I got most of my information from the other page LdapInWindows. But here are a few things that I needed to do get things working. I repeat some of what is on the other page which helped me understand things.
You need python libraries to get access to LDAP, and then a Zope product that uses those libraries do the authentication. The python libraries are provided by the python-ldap project at sourceforge which provides a wrapper around the OpenLDAP C library . Unfortunately, Windows is not a priority for either of those project groups, and the only win32 binaries I could find are those by volderw at zope.org
The zope product is pure python (does not need win32 compilation) and is available at dataflake . Volderw's binaries are recent, so you can ignore the warning on the download page.
Although the versions and the links (updated above) are a little out of date, everything else about installing LdapInWindows worked really well, so I won't duplicate it.
Setting up the LDAP User Folder
I found the instructions in LdapInWindows excellent but our AD server has got users in different OUs. In order to find out where I needed to look I used an LDAP browser.

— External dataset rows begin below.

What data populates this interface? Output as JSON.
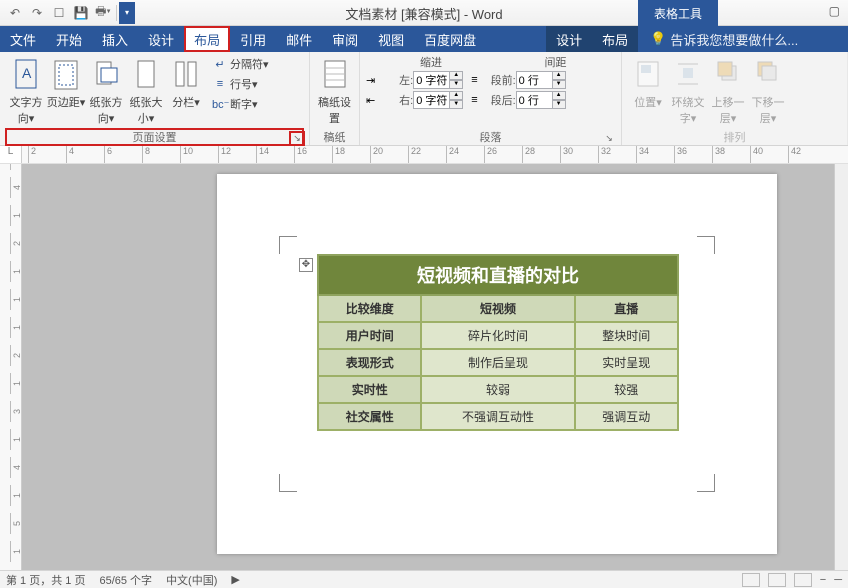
{
  "title": "文档素材 [兼容模式] - Word",
  "table_tools_label": "表格工具",
  "qat": [
    "undo",
    "redo",
    "touch",
    "save",
    "print",
    "customize"
  ],
  "tabs": {
    "main": [
      "文件",
      "开始",
      "插入",
      "设计",
      "布局",
      "引用",
      "邮件",
      "审阅",
      "视图",
      "百度网盘"
    ],
    "active": "布局",
    "context": [
      "设计",
      "布局"
    ],
    "tell_me": "告诉我您想要做什么..."
  },
  "ribbon": {
    "page_setup": {
      "label": "页面设置",
      "items": {
        "text_dir": "文字方向",
        "margins": "页边距",
        "orientation": "纸张方向",
        "size": "纸张大小",
        "columns": "分栏",
        "breaks": "分隔符",
        "line_num": "行号",
        "hyphen": "断字"
      }
    },
    "paper": {
      "label": "稿纸",
      "item": "稿纸设置"
    },
    "paragraph": {
      "label": "段落",
      "indent_label": "缩进",
      "spacing_label": "间距",
      "left": "左:",
      "right": "右:",
      "before": "段前:",
      "after": "段后:",
      "val_left": "0 字符",
      "val_right": "0 字符",
      "val_before": "0 行",
      "val_after": "0 行"
    },
    "arrange": {
      "label": "排列",
      "pos": "位置",
      "wrap": "环绕文字",
      "fwd": "上移一层",
      "back": "下移一层"
    }
  },
  "ruler_h": [
    2,
    4,
    6,
    8,
    10,
    12,
    14,
    16,
    18,
    20,
    22,
    24,
    26,
    28,
    30,
    32,
    34,
    36,
    38,
    40,
    42
  ],
  "ruler_v": [
    "1",
    "4",
    "1",
    "2",
    "1",
    "1",
    "1",
    "2",
    "1",
    "3",
    "1",
    "4",
    "1",
    "5",
    "1"
  ],
  "doc_table": {
    "title": "短视频和直播的对比",
    "cols": [
      "比较维度",
      "短视频",
      "直播"
    ],
    "rows": [
      [
        "用户时间",
        "碎片化时间",
        "整块时间"
      ],
      [
        "表现形式",
        "制作后呈现",
        "实时呈现"
      ],
      [
        "实时性",
        "较弱",
        "较强"
      ],
      [
        "社交属性",
        "不强调互动性",
        "强调互动"
      ]
    ]
  },
  "status": {
    "page": "第 1 页，共 1 页",
    "words": "65/65 个字",
    "lang": "中文(中国)"
  },
  "icons": {
    "undo": "↶",
    "redo": "↷",
    "save": "💾",
    "shield": "▲",
    "bulb": "💡"
  }
}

There is a java browser floating around, but I used the Windows ldp.exe. To get this you may need to install the windows support tools.

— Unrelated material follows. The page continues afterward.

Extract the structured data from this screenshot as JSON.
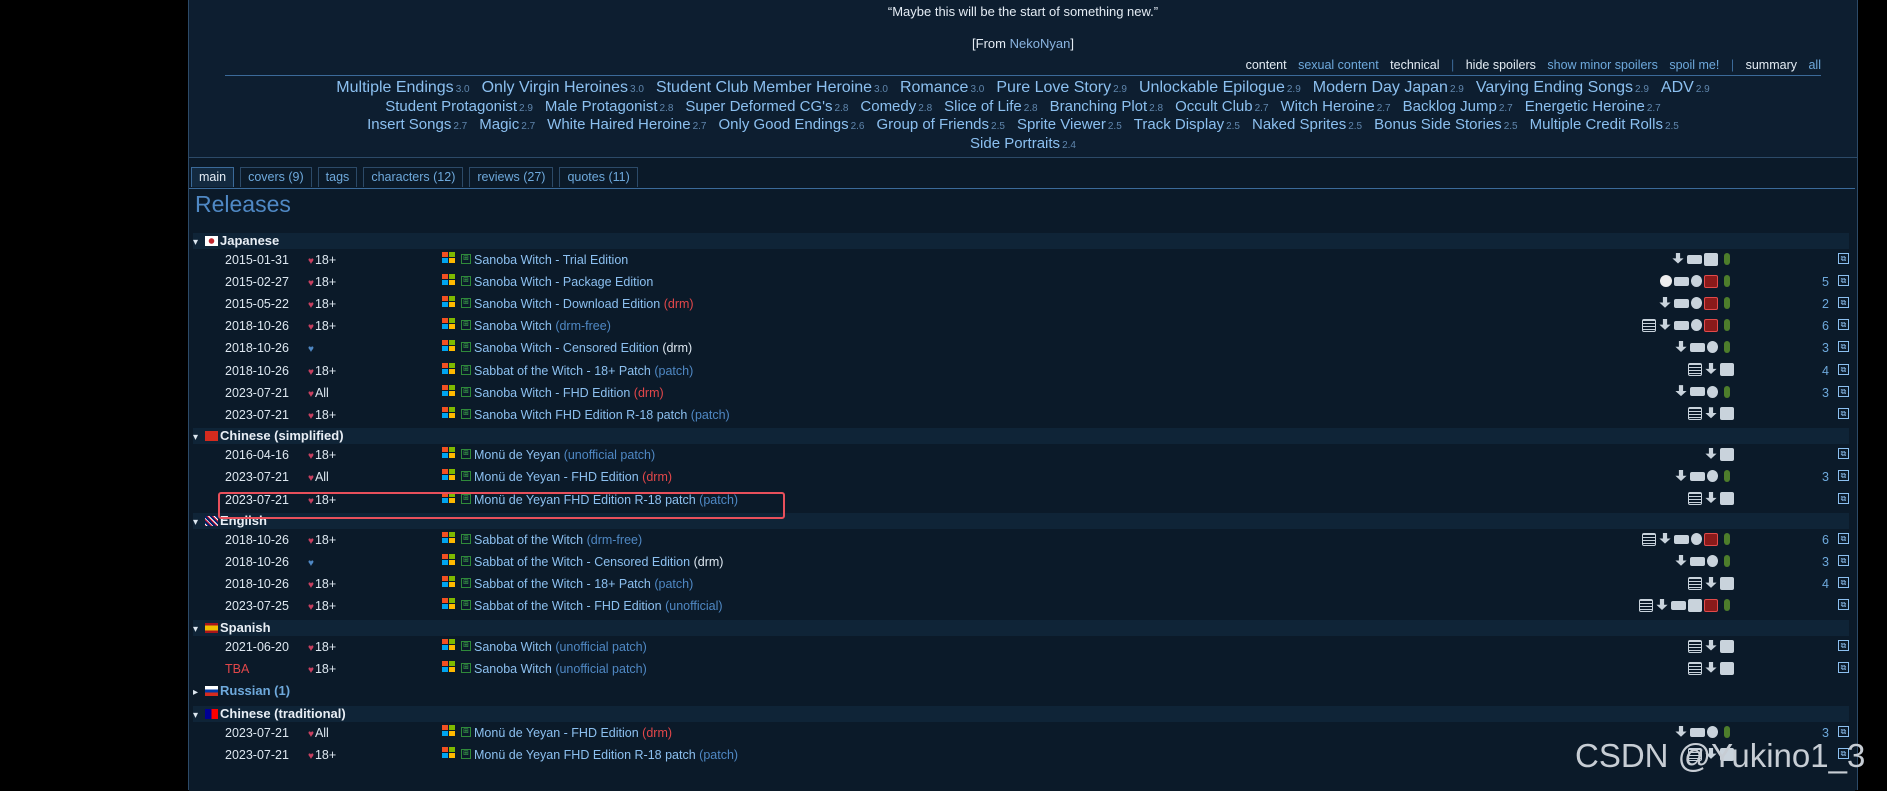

The most important thing I found out was that it is the bindDN and bindPassword that you need to set to get access to the server. This is the real name of the ManagerDN and ManagerPassword that LDAP User Folder calls it. The instructions on LdapInWindows loansforpeoplewithbadcredithistoryfast.co.uk for Manger DN and password worked perfectly for getting my bind DN and password.
Once I got the LDAP browser working, all I needed to do was find the appropriate OU that contained my groups users, copy the DN and paste it into the Users/Groups Base DN on the LDAP User Folder configuration screen. From there it was dead easy to get everything working.
Options for using LDAP User Folder in Plone
You can replace the Plone user folder or replace the user folder in GRUF with the LDAP user folder. If you replace the Plone user folder, all you need to do is
map LDAP groups to whichever zope roles you want them to have. You can then assign
local roles to groups by using LDAP satellite user folders. Each satellite lets you map LDAP groups to whichever roles you want to give them in that folder. I like this better than using normal local roles. It is easier to manage and more explicit.
The other option is to use LDAPuf with GRUF. It was easy to replace the GRUF user folder with LDAP uf, the interesting thing is getting the groups to work automatically. I tried replacing the group folder in GRUF as the source of the groups, with the content type set to group, but although this is supposed to work in the most recent version by setting the content type, it did not. It also looks like it should work if you have your groups logically seperated from your users in your AD server. For now, I'm manually creating the groups in the standard GRUF group folder and mapping the LDAP groups to the manually created GRUF groups. However, this gives no advantage over using plain LDAP uf with satellites. I guess the advantage would come if you want to use multiple user sources with GRUF2.
Anyway, I hope these few added note are useful to someone.